**WHAT TO WORK ON**
A faithful copy of the whole listing is the goal. Match it exactly.

*** RECORDED DATA Section Begins ***

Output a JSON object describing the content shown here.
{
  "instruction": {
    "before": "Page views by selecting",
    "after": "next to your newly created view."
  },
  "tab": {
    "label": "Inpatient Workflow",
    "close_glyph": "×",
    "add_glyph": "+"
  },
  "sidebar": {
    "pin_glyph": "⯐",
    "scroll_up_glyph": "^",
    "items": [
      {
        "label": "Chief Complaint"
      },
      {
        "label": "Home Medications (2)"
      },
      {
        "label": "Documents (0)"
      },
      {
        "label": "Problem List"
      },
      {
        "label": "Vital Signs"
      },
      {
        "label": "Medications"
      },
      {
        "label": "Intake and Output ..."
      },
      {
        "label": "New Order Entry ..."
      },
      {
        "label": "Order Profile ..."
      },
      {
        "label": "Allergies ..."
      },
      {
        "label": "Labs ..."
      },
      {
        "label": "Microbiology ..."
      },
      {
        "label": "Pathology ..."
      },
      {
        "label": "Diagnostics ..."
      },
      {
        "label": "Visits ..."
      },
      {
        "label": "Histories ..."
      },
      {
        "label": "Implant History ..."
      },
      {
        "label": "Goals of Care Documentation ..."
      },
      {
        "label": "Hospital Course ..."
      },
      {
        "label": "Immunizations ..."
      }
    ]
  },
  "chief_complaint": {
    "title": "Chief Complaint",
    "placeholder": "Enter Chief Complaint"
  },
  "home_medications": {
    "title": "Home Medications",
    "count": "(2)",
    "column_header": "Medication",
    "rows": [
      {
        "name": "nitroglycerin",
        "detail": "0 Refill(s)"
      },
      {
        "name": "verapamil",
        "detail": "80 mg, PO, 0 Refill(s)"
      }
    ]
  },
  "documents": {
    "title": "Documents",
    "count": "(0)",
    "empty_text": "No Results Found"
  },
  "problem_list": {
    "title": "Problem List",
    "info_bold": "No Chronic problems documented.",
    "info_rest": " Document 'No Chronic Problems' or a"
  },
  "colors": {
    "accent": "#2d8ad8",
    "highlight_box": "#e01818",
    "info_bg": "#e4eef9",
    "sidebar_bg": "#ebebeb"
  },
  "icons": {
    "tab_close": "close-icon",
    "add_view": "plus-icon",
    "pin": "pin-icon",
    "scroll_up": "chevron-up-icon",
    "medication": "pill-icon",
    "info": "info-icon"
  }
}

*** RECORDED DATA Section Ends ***

**SOLUTION TO THIS EXERCISE**
Output a JSON object describing the content shown here.
{
  "instruction": {
    "before": "Page views by selecting",
    "after": "next to your newly created view."
  },
  "tab": {
    "label": "Inpatient Workflow",
    "close_glyph": "×",
    "add_glyph": "+"
  },
  "sidebar": {
    "pin_glyph": "⯐",
    "scroll_up_glyph": "^",
    "items": [
      {
        "label": "Chief Complaint"
      },
      {
        "label": "Home Medications (2)"
      },
      {
        "label": "Documents (0)"
      },
      {
        "label": "Problem List"
      },
      {
        "label": "Vital Signs"
      },
      {
        "label": "Medications"
      },
      {
        "label": "Intake and Output ..."
      },
      {
        "label": "New Order Entry ..."
      },
      {
        "label": "Order Profile ..."
      },
      {
        "label": "Allergies ..."
      },
      {
        "label": "Labs ..."
      },
      {
        "label": "Microbiology ..."
      },
      {
        "label": "Pathology ..."
      },
      {
        "label": "Diagnostics ..."
      },
      {
        "label": "Visits ..."
      },
      {
        "label": "Histories ..."
      },
      {
        "label": "Implant History ..."
      },
      {
        "label": "Goals of Care Documentation ..."
      },
      {
        "label": "Hospital Course ..."
      },
      {
        "label": "Immunizations ..."
      }
    ]
  },
  "chief_complaint": {
    "title": "Chief Complaint",
    "placeholder": "Enter Chief Complaint"
  },
  "home_medications": {
    "title": "Home Medications",
    "count": "(2)",
    "column_header": "Medication",
    "rows": [
      {
        "name": "nitroglycerin",
        "detail": "0 Refill(s)"
      },
      {
        "name": "verapamil",
        "detail": "80 mg, PO, 0 Refill(s)"
      }
    ]
  },
  "documents": {
    "title": "Documents",
    "count": "(0)",
    "empty_text": "No Results Found"
  },
  "problem_list": {
    "title": "Problem List",
    "info_bold": "No Chronic problems documented.",
    "info_rest": " Document 'No Chronic Problems' or a"
  },
  "colors": {
    "accent": "#2d8ad8",
    "highlight_box": "#e01818",
    "info_bg": "#e4eef9",
    "sidebar_bg": "#ebebeb"
  },
  "icons": {
    "tab_close": "close-icon",
    "add_view": "plus-icon",
    "pin": "pin-icon",
    "scroll_up": "chevron-up-icon",
    "medication": "pill-icon",
    "info": "info-icon"
  }
}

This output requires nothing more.